Book Details: Published by William Morrow (April 30, 2013), 704 pages, ISBN: 0062200577.
I joined GoodReads in March 2008 and have been VERY active on the Website since that time. I love GoodReads and spend way to much time on their site. Having said that I still have an one issue with GoodReads —the first reads giveaways!
Since March 2008, I have entered giveaways for approximately 330 books and have won books for four of those giveaways. I enjoyed those books and was very happy to have gotten them. I read at least three books that I probably would not have otherwise. Krissie, another goodreads.com member, that frequently enters the same giveaways that I do has won 72 books since joining in March 2008. Recent additions to Krissie’s first-reads bookshelf include:
I Curse the River of Time: A Novel by Per Petersen Horns by Joe Hill The Thousand Autumns of Jacob de Zoet by David Mitchell Lost States: True Stories of Texlahoma, Translyvania, and Other States That Never Made It by Michael J. Trinklein The Devil’s Star by Jo Nesbo
I entered for each of these books and didn’t win any of them. Krissie has great luck! The GoodReads Giveaways page says that “Winners are picked randomly at the end of the giveaway” and I received a recent e-mail from ENC Press after a recent giveaway that advises that “GoodReads does the random picking,” however, I am beginning to wonder…
I did read 100% of the books that I won and rated all four of them. I actually reviewed two of them or 50%. I noted that Krissie has rated only 16.7% of the books that she has won from the GoodReads giveaways, but shows a review for 100% of the 72 books on her First Reads bookshelf. Her typical review is as follows:
“First it has to arrive in the mail, and then I have to find the time and motivation to read the Others, and then I can read this one. I have a new plan for the Others. I’m not sure it’ll work out very well, though.”
Can someone explain what is going on with GoodReads giveaways? How do so many First Reads end up on Krissie’s bookshelf? Are the books given away randomly or is some other method used to give away the First Reads books?
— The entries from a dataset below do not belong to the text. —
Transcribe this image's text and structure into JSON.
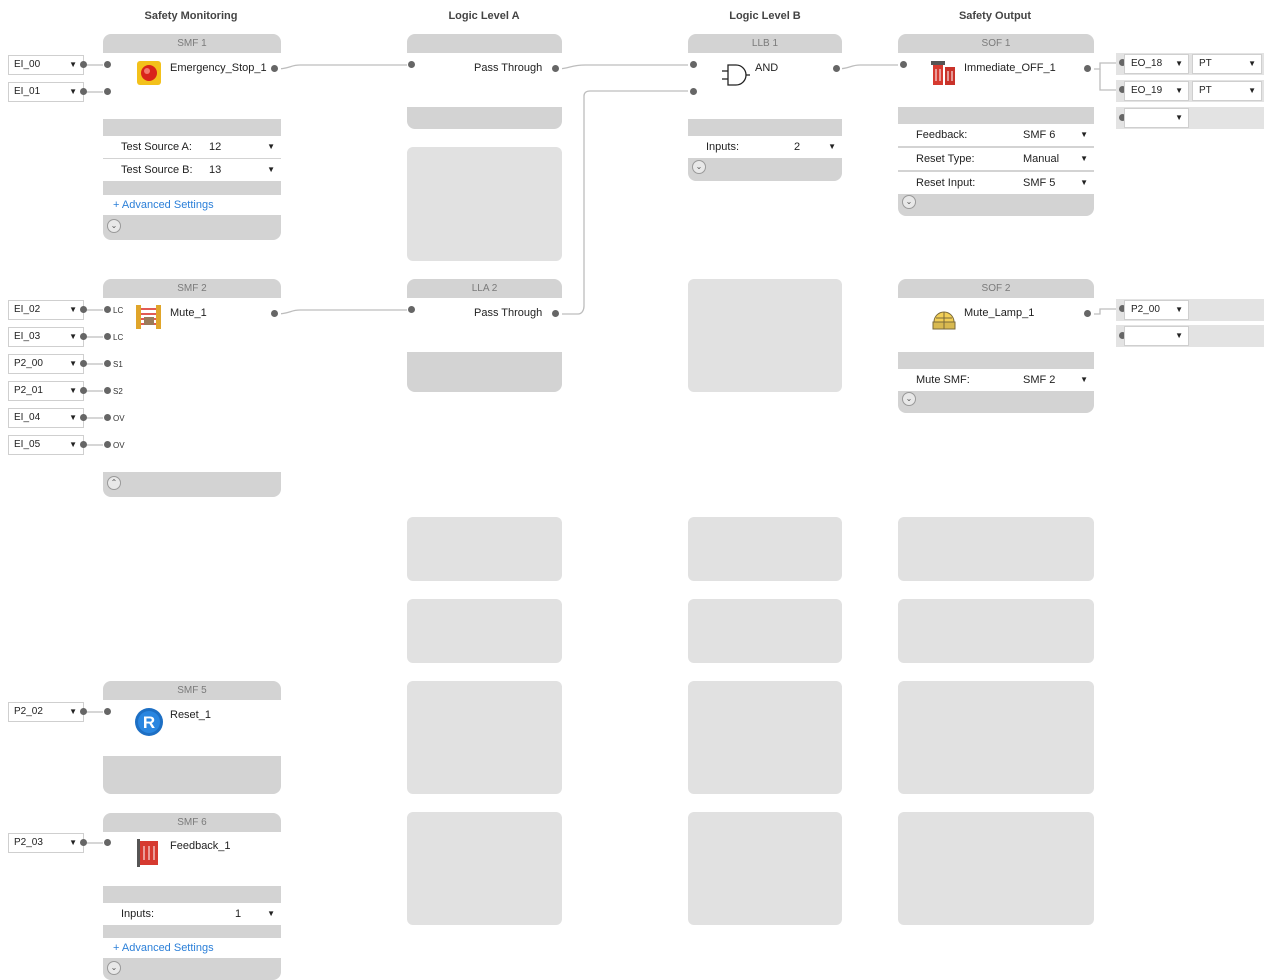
{
  "columns": {
    "smf": "Safety Monitoring",
    "lla": "Logic Level A",
    "llb": "Logic Level B",
    "sof": "Safety Output"
  },
  "smf1": {
    "title": "SMF 1",
    "name": "Emergency_Stop_1",
    "inputs": [
      "EI_00",
      "EI_01"
    ],
    "params": [
      {
        "label": "Test Source A:",
        "value": "12"
      },
      {
        "label": "Test Source B:",
        "value": "13"
      }
    ],
    "advanced": "+ Advanced Settings"
  },
  "smf2": {
    "title": "SMF 2",
    "name": "Mute_1",
    "inputs": [
      "EI_02",
      "EI_03",
      "P2_00",
      "P2_01",
      "EI_04",
      "EI_05"
    ],
    "pins": [
      "LC",
      "LC",
      "S1",
      "S2",
      "OV",
      "OV"
    ]
  },
  "smf5": {
    "title": "SMF 5",
    "name": "Reset_1",
    "inputs": [
      "P2_02"
    ]
  },
  "smf6": {
    "title": "SMF 6",
    "name": "Feedback_1",
    "inputs": [
      "P2_03"
    ],
    "params": [
      {
        "label": "Inputs:",
        "value": "1"
      }
    ],
    "advanced": "+ Advanced Settings"
  },
  "lla1": {
    "title": "",
    "name": "Pass Through"
  },
  "lla2": {
    "title": "LLA 2",
    "name": "Pass Through"
  },
  "llb1": {
    "title": "LLB 1",
    "name": "AND",
    "params": [
      {
        "label": "Inputs:",
        "value": "2"
      }
    ]
  },
  "sof1": {
    "title": "SOF 1",
    "name": "Immediate_OFF_1",
    "params": [
      {
        "label": "Feedback:",
        "value": "SMF 6"
      },
      {
        "label": "Reset Type:",
        "value": "Manual"
      },
      {
        "label": "Reset Input:",
        "value": "SMF 5"
      }
    ],
    "outputs": [
      {
        "name": "EO_18",
        "mode": "PT"
      },
      {
        "name": "EO_19",
        "mode": "PT"
      },
      {
        "name": "",
        "mode": ""
      }
    ]
  },
  "sof2": {
    "title": "SOF 2",
    "name": "Mute_Lamp_1",
    "params": [
      {
        "label": "Mute SMF:",
        "value": "SMF 2"
      }
    ],
    "outputs": [
      {
        "name": "P2_00"
      },
      {
        "name": ""
      }
    ]
  },
  "icons": {
    "estop": "emergency-stop-icon",
    "mute": "light-curtain-icon",
    "reset": "reset-icon",
    "feedback": "contactor-icon",
    "and": "and-gate-icon",
    "sof1": "contactor-output-icon",
    "lamp": "lamp-icon"
  }
}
One last thought, I sure hope that Krissie doesn’t enter for Beautiful Malice by Rebecca James, because I really want to win a copy of that book!